Oak Ridge National Laboratory (ORNL) and Lincoln Electric have joined forces to advance large-scale metal additive manufacturing (AM) technology.
The ORNL-Lincoln collaboration will strive to extend the technology to new materials, leverage data analytics, and enable rapid manufacturing of metal components in excess of 100 pounds per hour.
“Working with Lincoln Electric is an important step in advancing manufacturing in the U.S.,” says Moe Khaleel, ORNL’s Associate Laboratory Director for Energy and Environmental Science.
“Approximately 60-80% of molds for the manufacturing of metallic components are produced overseas.

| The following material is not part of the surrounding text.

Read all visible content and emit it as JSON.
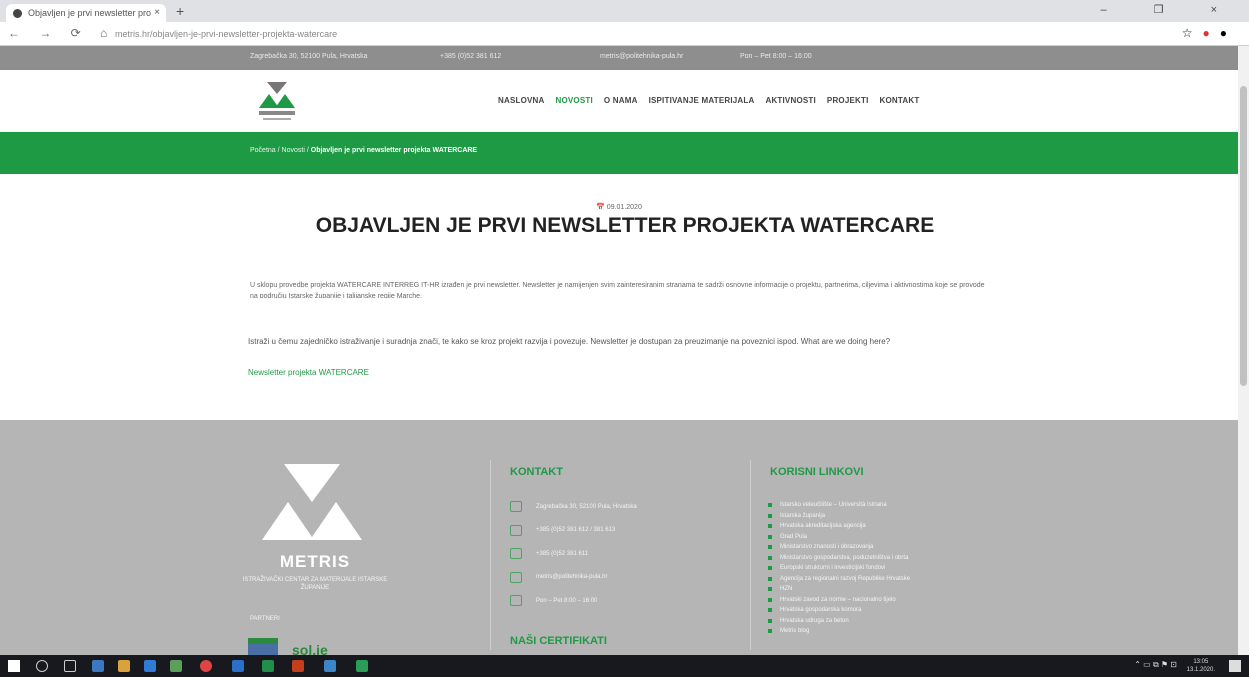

With this new collaboration, U.S. manufacturers will be able to showcase their ability to manufacture tools, dies and molds additively with reduced costs and lead times while maintaining speed and a quality build.”
Lincoln Electric has for the past three years successfully partnered with ORNL’s Manufacturing Demonstration Team to develop industry-leading metal additive technologies.
The Ohio-based company is well known for its arc welding products, robotic arc welding systems, plasma and oxyfuel cutting equipment.
ORNL’s collaboration with Lincoln Electric is the latest in a series of updates surrounding its efforts to universalize additive manufacturing technology.
Earlier this month, ORNL and industrial 3D printer provider ExOne announced a project to advance binder jet technology for sand and metal 3D printers.
The laboratory has also been granted $20 million in U.S. federal funding alongside the University of Maine (UMaine) for a joint program to create bio-based 3D material for large-scale additive manufacturing.
The chief goal of the UMaine-ORNL project is to revive the declining forest products industry in the state, as well as foster a new generation of bio-based 3D printable materials.
Image and content: All3DP/RNL